To understand the choices we make and prepare to make ones that turn us toward God, we must understand our desires. It is desire that leads to choice. What we want we make choices to get. What we are attracted to, we find a way of moving toward. What we don’t want, we attempt to find ways to avoid. Desire fuels our choices.
There are two competing strategies for attracting our hearts and shaping our desires; therefore influencing the choices we make. The evil one’s and Jesus’.
The evil one’s strategy can be summed up in a word – more. I will be happier if I have more. If some is good, more must be better. It is only natural for me to work harder to acquire more. More possessions, more influence, more friends, more security, more beauty, more, more, more.
This strategy develops a connection in our mind between what we possess (things, accomplishments, relationships) and our identity. It is tempting to think we are more because we have more; or are less because we have less. We judge ourselves and one another by these measures of success, leading to pride, arrogance and independence from God.

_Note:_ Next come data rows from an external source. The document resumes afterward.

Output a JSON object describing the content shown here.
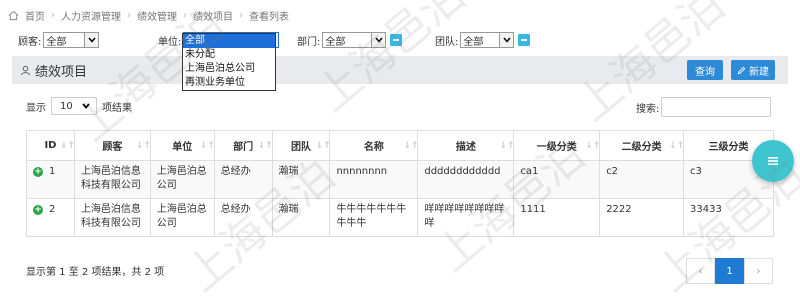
{
  "breadcrumb": [
    "首页",
    "人力资源管理",
    "绩效管理",
    "绩效项目",
    "查看列表"
  ],
  "filters": {
    "customer": {
      "label": "顾客:",
      "value": "全部"
    },
    "unit": {
      "label": "单位:",
      "value": "全部"
    },
    "department": {
      "label": "部门:",
      "value": "全部"
    },
    "team": {
      "label": "团队:",
      "value": "全部"
    }
  },
  "unit_dropdown": [
    "全部",
    "未分配",
    "上海邑泊总公司",
    "再测业务单位"
  ],
  "panel": {
    "title": "绩效项目",
    "query_label": "查询",
    "new_label": "新建"
  },
  "length_menu": {
    "prefix": "显示",
    "value": "10",
    "suffix": "项结果"
  },
  "search_label": "搜索:",
  "table": {
    "columns": [
      "ID",
      "顾客",
      "单位",
      "部门",
      "团队",
      "名称",
      "描述",
      "一级分类",
      "二级分类",
      "三级分类"
    ],
    "rows": [
      {
        "id": "1",
        "customer": "上海邑泊信息科技有限公司",
        "unit": "上海邑泊总公司",
        "department": "总经办",
        "team": "瀚瑞",
        "name": "nnnnnnnn",
        "desc": "dddddddddddd",
        "cat1": "ca1",
        "cat2": "c2",
        "cat3": "c3"
      },
      {
        "id": "2",
        "customer": "上海邑泊信息科技有限公司",
        "unit": "上海邑泊总公司",
        "department": "总经办",
        "team": "瀚瑞",
        "name": "牛牛牛牛牛牛牛牛牛牛",
        "desc": "咩咩咩咩咩咩咩咩咩",
        "cat1": "1111",
        "cat2": "2222",
        "cat3": "33433"
      }
    ]
  },
  "info_text": "显示第 1 至 2 项结果，共 2 项",
  "pager": {
    "prev": "‹",
    "page": "1",
    "next": "›"
  },
  "watermark": "上海邑泊",
  "colors": {
    "primary": "#2d8ad6",
    "accent": "#35b7e8",
    "fab": "#3fc5cf",
    "plus": "#2aa44a"
  }
}
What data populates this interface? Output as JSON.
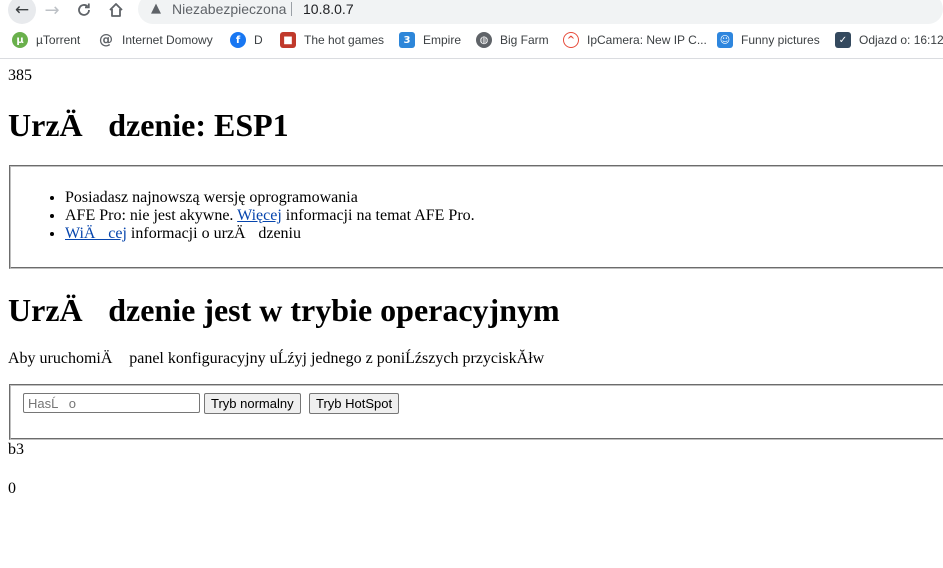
{
  "browser": {
    "insecure_label": "Niezabezpieczona",
    "url": "10.8.0.7",
    "bookmarks": [
      {
        "label": "µTorrent",
        "icon": "utorrent-icon",
        "color": "#6ab04c"
      },
      {
        "label": "Internet Domowy",
        "icon": "at-icon",
        "color": "#5f6368"
      },
      {
        "label": "D",
        "icon": "facebook-icon",
        "color": "#1877f2"
      },
      {
        "label": "The hot games",
        "icon": "game-cube-icon",
        "color": "#c0392b"
      },
      {
        "label": "Empire",
        "icon": "empire-icon",
        "color": "#2d86d9"
      },
      {
        "label": "Big Farm",
        "icon": "globe-icon",
        "color": "#5f6368"
      },
      {
        "label": "IpCamera: New IP C...",
        "icon": "ipcamera-icon",
        "color": "#e74c3c"
      },
      {
        "label": "Funny pictures",
        "icon": "funny-icon",
        "color": "#2e86de"
      },
      {
        "label": "Odjazd o: 16:12",
        "icon": "check-chart-icon",
        "color": "#34495e"
      }
    ]
  },
  "page": {
    "counter_top": "385",
    "device_title": "UrzÄdzenie: ESP1",
    "info": {
      "line1": "Posiadasz najnowszą wersję oprogramowania",
      "line2_pre": "AFE Pro: nie jest akywne. ",
      "line2_link": "Więcej",
      "line2_post": " informacji na temat AFE Pro.",
      "line3_link": "WiÄcej",
      "line3_post": " informacji o urzÄdzeniu"
    },
    "mode_title": "UrzÄdzenie jest w trybie operacyjnym",
    "intro_text": "Aby uruchomiÄ panel konfiguracyjny uĹźyj jednego z poniĹźszych przyciskĂłw",
    "password_placeholder": "HasĹo",
    "btn_normal": "Tryb normalny",
    "btn_hotspot": "Tryb HotSpot",
    "footer_line1": "b3",
    "footer_line2": "0"
  }
}
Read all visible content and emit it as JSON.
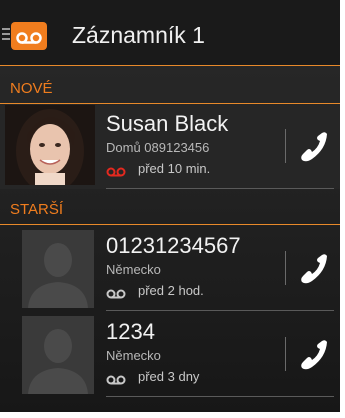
{
  "header": {
    "title": "Záznamník 1",
    "icon": "voicemail-icon",
    "accent": "#f07d1e"
  },
  "sections": {
    "new": "NOVÉ",
    "older": "STARŠÍ"
  },
  "messages": [
    {
      "name": "Susan Black",
      "detail": "Domů 089123456",
      "time": "před 10 min.",
      "unread": true,
      "voicemail_color": "#e4291f",
      "avatar": "photo"
    },
    {
      "name": "01231234567",
      "detail": "Německo",
      "time": "před 2 hod.",
      "unread": false,
      "voicemail_color": "#c8c8c8",
      "avatar": "placeholder"
    },
    {
      "name": "1234",
      "detail": "Německo",
      "time": "před 3 dny",
      "unread": false,
      "voicemail_color": "#c8c8c8",
      "avatar": "placeholder"
    }
  ]
}
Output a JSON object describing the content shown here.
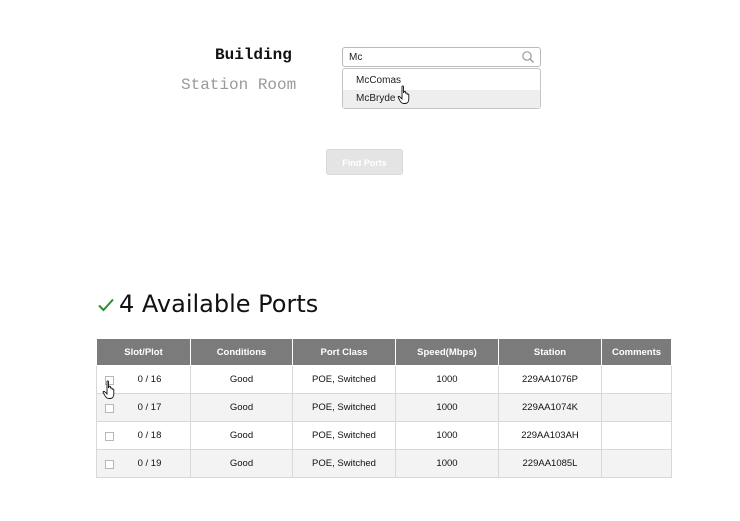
{
  "form": {
    "building_label": "Building",
    "station_room_label": "Station Room",
    "search_value": "Mc",
    "suggestions": [
      "McComas",
      "McBryde"
    ],
    "find_button": "Find Ports"
  },
  "results": {
    "title": "4 Available Ports",
    "columns": [
      "Slot/Plot",
      "Conditions",
      "Port Class",
      "Speed(Mbps)",
      "Station",
      "Comments"
    ],
    "rows": [
      {
        "slot": "0 / 16",
        "condition": "Good",
        "port_class": "POE, Switched",
        "speed": "1000",
        "station": "229AA1076P",
        "comments": ""
      },
      {
        "slot": "0 / 17",
        "condition": "Good",
        "port_class": "POE, Switched",
        "speed": "1000",
        "station": "229AA1074K",
        "comments": ""
      },
      {
        "slot": "0 / 18",
        "condition": "Good",
        "port_class": "POE, Switched",
        "speed": "1000",
        "station": "229AA103AH",
        "comments": ""
      },
      {
        "slot": "0 / 19",
        "condition": "Good",
        "port_class": "POE, Switched",
        "speed": "1000",
        "station": "229AA1085L",
        "comments": ""
      }
    ]
  },
  "colors": {
    "header_bg": "#7b7b7b",
    "check_green": "#2e8b2e",
    "button_disabled": "#e4e4e4"
  }
}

St Ignatius, founder of the Jesuits said it this way: Having Riches leads to Honor (in other people’s eyes) which leads to Pride.
A more contemporary rendering might be: Acquiring More leads to Success which leads to Independence (Self Sufficiency).
This lie is hard to identify because it is relatively counter-intuitive. Why wouldn’t we want a bigger house if we could afford it? It makes sense to strive for more, working hard to enter that next pay grade so that we can take better care of our family and make sure they are provided for and don’t have to go without anything that would bring them happiness and security.
The wickedest aspect of this strategy is that it takes a good thing and turns it into an idol. For example, wise stewardship. Of course God would have us consider the financial welfare of our family, the problem comes when we trust our bank account to provide the security that God alone can ultimately provide. We chase the More. We give lip-service to trusting God’s provision, but our worrying hearts and anxious thoughts prove we have bought the lie. We say we trust God to provide, but live as if it were up to us and our hard efforts to accomplish the best.
Oh, Jesus, save us from these lies! We’ll talk about his strategy to influence our choices in my next letter.
With you in the journey,